|A pin oak. They're lovely trees.|
I’d rather be writing. . . I’d rather be teaching . . . As it turns out, I’ll only be writing. On June 6, minutes after my last class ended, with only grading left to do, I dropped in on the dean and resigned, packed up my office, and drove away. (If you’re an adjunct, you’ll know I didn’t have much to pack. I desk-surfed this year and learned fast not to accumulate.) I’m sitting in my office at home in Bellingham now, looking out at the pin oaks planted in the green strip that divides Broadway, and feeling a little shell-shocked.
I don’t regret my most recent experiences in the classroom.

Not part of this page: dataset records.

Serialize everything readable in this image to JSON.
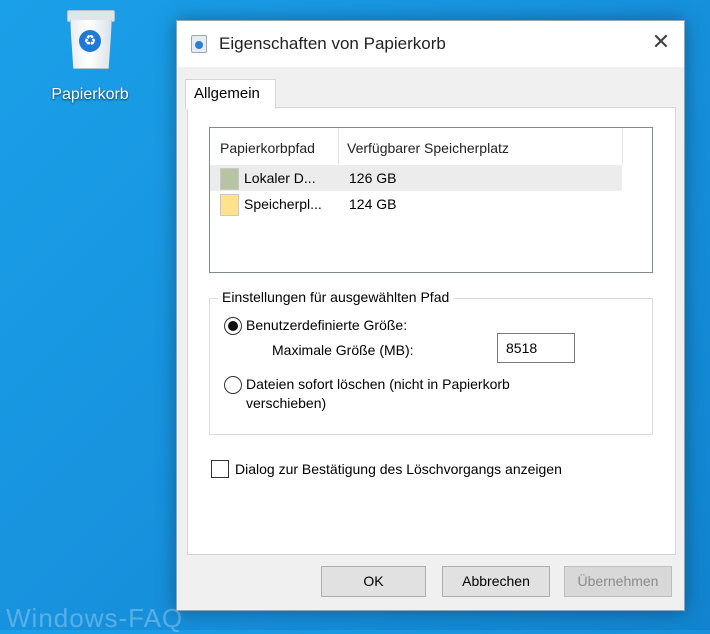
{
  "desktop": {
    "recycle_bin_label": "Papierkorb",
    "watermark": "Windows-FAQ"
  },
  "dialog": {
    "title": "Eigenschaften von Papierkorb",
    "close_glyph": "✕",
    "tab_label": "Allgemein",
    "list": {
      "columns": [
        "Papierkorbpfad",
        "Verfügbarer Speicherplatz"
      ],
      "rows": [
        {
          "path": "Lokaler D...",
          "space": "126 GB",
          "icon_color": "#b7c4a2",
          "selected": true
        },
        {
          "path": "Speicherpl...",
          "space": "124 GB",
          "icon_color": "#ffe38a",
          "selected": false
        }
      ]
    },
    "settings": {
      "group_title": "Einstellungen für ausgewählten Pfad",
      "custom_size_label": "Benutzerdefinierte Größe:",
      "custom_size_checked": true,
      "max_size_label": "Maximale Größe (MB):",
      "max_size_value": "8518",
      "delete_immediately_label_line1": "Dateien sofort löschen (nicht in Papierkorb",
      "delete_immediately_label_line2": "verschieben)",
      "delete_immediately_checked": false
    },
    "confirm_dialog_label": "Dialog zur Bestätigung des Löschvorgangs anzeigen",
    "confirm_dialog_checked": false,
    "buttons": {
      "ok": "OK",
      "cancel": "Abbrechen",
      "apply": "Übernehmen"
    }
  }
}
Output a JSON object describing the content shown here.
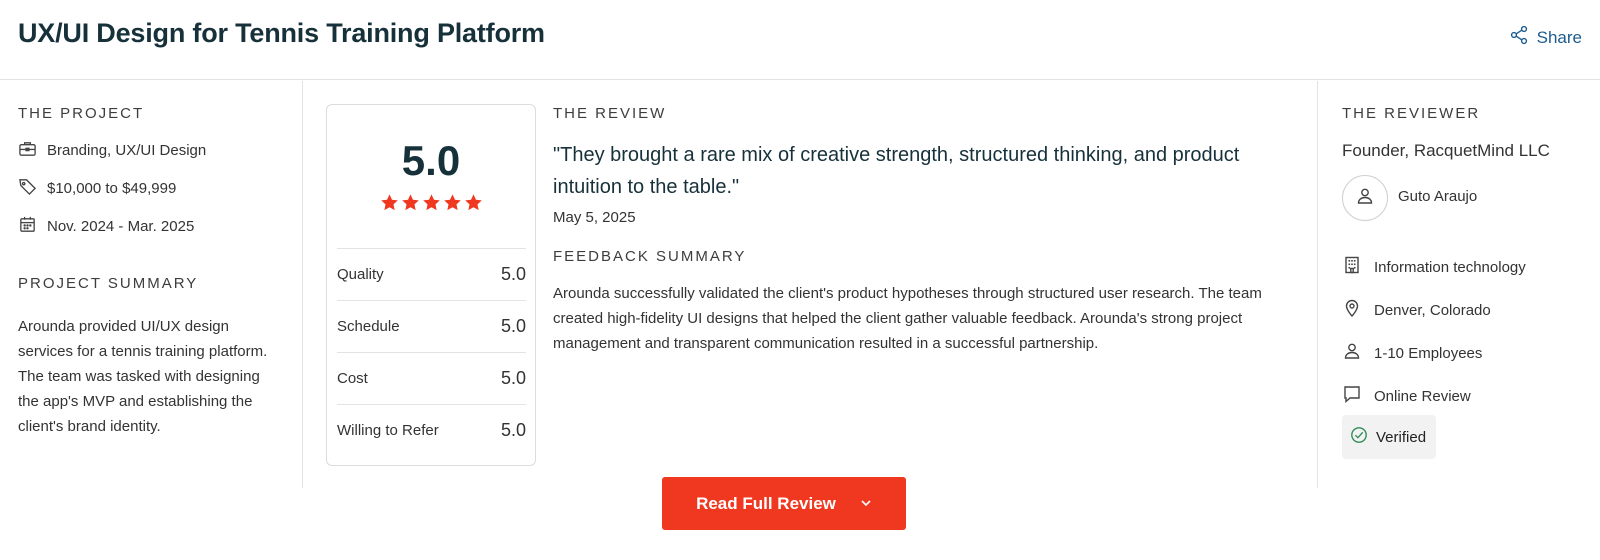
{
  "header": {
    "title": "UX/UI Design for Tennis Training Platform",
    "share_label": "Share"
  },
  "project": {
    "section_label": "THE PROJECT",
    "service": "Branding, UX/UI Design",
    "budget": "$10,000 to $49,999",
    "dates": "Nov. 2024 - Mar. 2025",
    "summary_label": "PROJECT SUMMARY",
    "summary_text": "Arounda provided UI/UX design services for a tennis training platform. The team was tasked with designing the app's MVP and establishing the client's brand identity."
  },
  "rating": {
    "overall": "5.0",
    "stars": 5,
    "rows": [
      {
        "label": "Quality",
        "value": "5.0"
      },
      {
        "label": "Schedule",
        "value": "5.0"
      },
      {
        "label": "Cost",
        "value": "5.0"
      },
      {
        "label": "Willing to Refer",
        "value": "5.0"
      }
    ]
  },
  "review": {
    "section_label": "THE REVIEW",
    "quote": "\"They brought a rare mix of creative strength, structured thinking, and product intuition to the table.\"",
    "date": "May 5, 2025",
    "feedback_label": "FEEDBACK SUMMARY",
    "feedback_text": "Arounda successfully validated the client's product hypotheses through structured user research. The team created high-fidelity UI designs that helped the client gather valuable feedback. Arounda's strong project management and transparent communication resulted in a successful partnership."
  },
  "reviewer": {
    "section_label": "THE REVIEWER",
    "title": "Founder, RacquetMind LLC",
    "name": "Guto Araujo",
    "industry": "Information technology",
    "location": "Denver, Colorado",
    "size": "1-10 Employees",
    "review_type": "Online Review",
    "verified": "Verified"
  },
  "cta": {
    "label": "Read Full Review"
  },
  "colors": {
    "accent": "#f0371f",
    "link": "#1e5c8f",
    "verified_green": "#2e8b57",
    "heading": "#17313b"
  },
  "icons": [
    "share-icon",
    "briefcase-icon",
    "tag-icon",
    "calendar-icon",
    "star-icon",
    "user-icon",
    "building-icon",
    "location-pin-icon",
    "chat-bubble-icon",
    "check-circle-icon",
    "chevron-down-icon"
  ]
}
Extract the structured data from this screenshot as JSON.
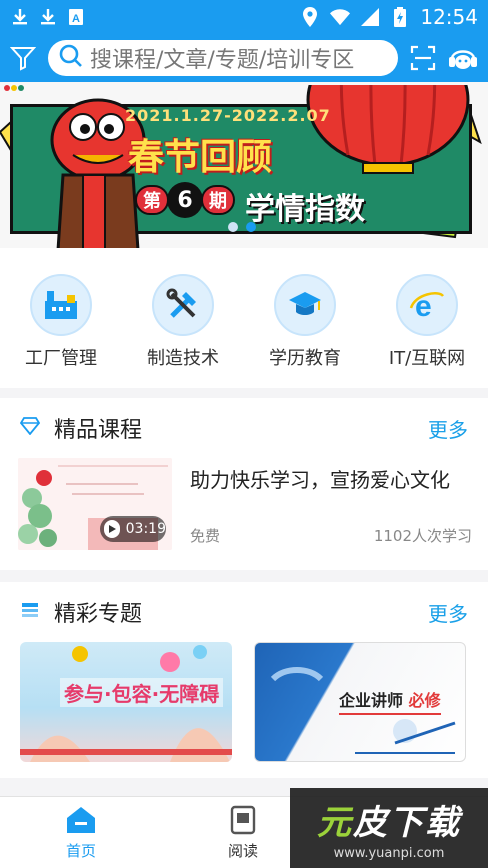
{
  "status": {
    "time": "12:54"
  },
  "header": {
    "search_placeholder": "搜课程/文章/专题/培训专区"
  },
  "banner": {
    "date_range": "2021.1.27-2022.2.07",
    "title": "春节回顾",
    "issue_prefix": "第",
    "issue_number": "6",
    "issue_suffix": "期",
    "subtitle": "学情指数",
    "page_count": 2,
    "active_page": 2
  },
  "categories": [
    {
      "label": "工厂管理",
      "icon": "factory-icon"
    },
    {
      "label": "制造技术",
      "icon": "tools-icon"
    },
    {
      "label": "学历教育",
      "icon": "graduation-cap-icon"
    },
    {
      "label": "IT/互联网",
      "icon": "internet-explorer-icon"
    }
  ],
  "featured_courses": {
    "title": "精品课程",
    "more": "更多",
    "items": [
      {
        "title": "助力快乐学习，宣扬爱心文化",
        "price": "免费",
        "learners": "1102人次学习",
        "duration": "03:19"
      }
    ]
  },
  "featured_topics": {
    "title": "精彩专题",
    "more": "更多",
    "items": [
      {
        "image_text": "参与·包容·无障碍"
      },
      {
        "image_text_a": "企业讲师",
        "image_text_b": "必修"
      }
    ]
  },
  "bottom_nav": {
    "items": [
      {
        "label": "首页",
        "icon": "home-icon"
      },
      {
        "label": "阅读",
        "icon": "book-icon"
      }
    ]
  },
  "watermark": {
    "logo_a": "元",
    "logo_b": "皮下载",
    "url": "www.yuanpi.com"
  },
  "colors": {
    "primary": "#1a9cf0",
    "more_link": "#1aa0e8"
  }
}
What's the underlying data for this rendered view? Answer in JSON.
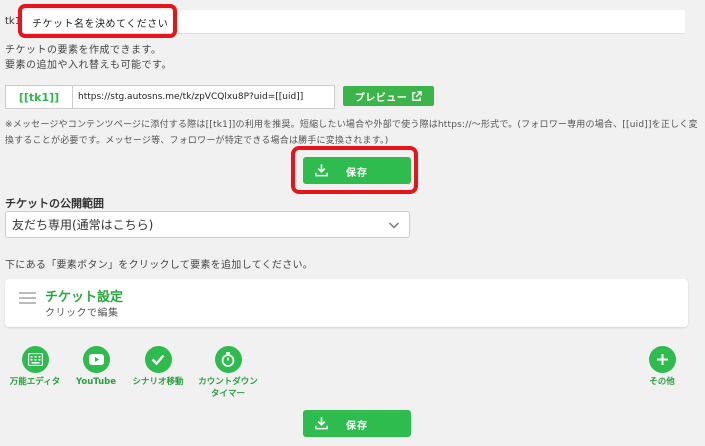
{
  "title_row": {
    "prefix": "tk1",
    "ticket_name_placeholder": "チケット名を決めてください"
  },
  "description": {
    "line1": "チケットの要素を作成できます。",
    "line2": "要素の追加や入れ替えも可能です。"
  },
  "url_row": {
    "tag": "[[tk1]]",
    "url": "https://stg.autosns.me/tk/zpVCQlxu8P?uid=[[uid]]",
    "preview_label": "プレビュー"
  },
  "notice": "※メッセージやコンテンツページに添付する際は[[tk1]]の利用を推奨。短縮したい場合や外部で使う際はhttps://〜形式で。(フォロワー専用の場合、[[uid]]を正しく変換することが必要です。メッセージ等、フォロワーが特定できる場合は勝手に変換されます。)",
  "save_label": "保存",
  "visibility": {
    "label": "チケットの公開範囲",
    "selected": "友だち専用(通常はこちら)"
  },
  "hint": "下にある「要素ボタン」をクリックして要素を追加してください。",
  "settings_card": {
    "title": "チケット設定",
    "subtitle": "クリックで編集"
  },
  "element_buttons": {
    "editor": "万能エディタ",
    "youtube": "YouTube",
    "scenario": "シナリオ移動",
    "countdown_line1": "カウントダウン",
    "countdown_line2": "タイマー",
    "other": "その他"
  },
  "colors": {
    "accent_green": "#2ebc4f",
    "highlight_red": "#e8141c",
    "background": "#f1f1f1"
  }
}
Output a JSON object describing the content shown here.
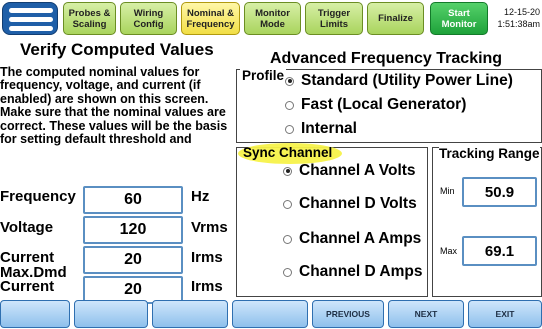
{
  "tabs": [
    {
      "label": "Probes & Scaling",
      "line1": "Probes &",
      "line2": "Scaling",
      "state": "normal"
    },
    {
      "label": "Wiring Config",
      "line1": "Wiring",
      "line2": "Config",
      "state": "normal"
    },
    {
      "label": "Nominal & Frequency",
      "line1": "Nominal &",
      "line2": "Frequency",
      "state": "active"
    },
    {
      "label": "Monitor Mode",
      "line1": "Monitor",
      "line2": "Mode",
      "state": "normal"
    },
    {
      "label": "Trigger Limits",
      "line1": "Trigger",
      "line2": "Limits",
      "state": "normal"
    },
    {
      "label": "Finalize",
      "line1": "Finalize",
      "line2": "",
      "state": "normal"
    }
  ],
  "start_button": {
    "line1": "Start",
    "line2": "Monitor"
  },
  "datetime": {
    "date": "12-15-20",
    "time": "1:51:38am"
  },
  "left": {
    "title": "Verify Computed Values",
    "description": "The computed nominal values for frequency, voltage, and current (if enabled) are shown on this screen. Make sure that the nominal values are correct. These values will be the basis for setting default threshold and",
    "rows": [
      {
        "label": "Frequency",
        "value": "60",
        "unit": "Hz"
      },
      {
        "label": "Voltage",
        "value": "120",
        "unit": "Vrms"
      },
      {
        "label": "Current",
        "value": "20",
        "unit": "Irms"
      },
      {
        "label": "Max.Dmd Current",
        "label1": "Max.Dmd",
        "label2": "Current",
        "value": "20",
        "unit": "Irms"
      }
    ]
  },
  "right": {
    "title": "Advanced Frequency Tracking",
    "profile": {
      "caption": "Profile",
      "options": [
        {
          "label": "Standard (Utility Power Line)",
          "selected": true
        },
        {
          "label": "Fast (Local Generator)",
          "selected": false
        },
        {
          "label": "Internal",
          "selected": false
        }
      ]
    },
    "sync": {
      "caption": "Sync Channel",
      "options": [
        {
          "label": "Channel A Volts",
          "selected": true
        },
        {
          "label": "Channel D Volts",
          "selected": false
        },
        {
          "label": "Channel A Amps",
          "selected": false
        },
        {
          "label": "Channel D Amps",
          "selected": false
        }
      ]
    },
    "tracking": {
      "caption": "Tracking Range",
      "min_label": "Min",
      "min_value": "50.9",
      "max_label": "Max",
      "max_value": "69.1"
    }
  },
  "bottom_buttons": [
    "",
    "",
    "",
    "",
    "PREVIOUS",
    "NEXT",
    "EXIT"
  ],
  "colors": {
    "tab_green": "#a9d45d",
    "tab_active": "#f1de45",
    "start_green": "#1ea23a",
    "highlight": "#f7f24a",
    "field_border": "#5a8fc2"
  }
}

In four quarters, I learned, again, from 200 students that what matters in life doesn’t have much to do with how to list dates in MLA format.
Here is a sampling of remarks I heard from fellow English Dept. faculty this year:
I don’t want to know anything about my students.
What do you mean they should read good books? Do you mean classics?
We should probably assign at least one book per quarter.
This may look like a five-paragraph essay, but it’s not. I tell them not to write five-paragraph essays.
I don’t even want to be in the same room as that guy (a vet). He’s the most judgmental person I’ve ever known. I wouldn’t be surprised if he showed up with a gun and shot me.
Well, in my 101, that paper would get a D.
My husband, who will have to work more hours to pay for private health insurance again, has been, as usual, very kind. I know most adjuncts can’t afford to quit. I know.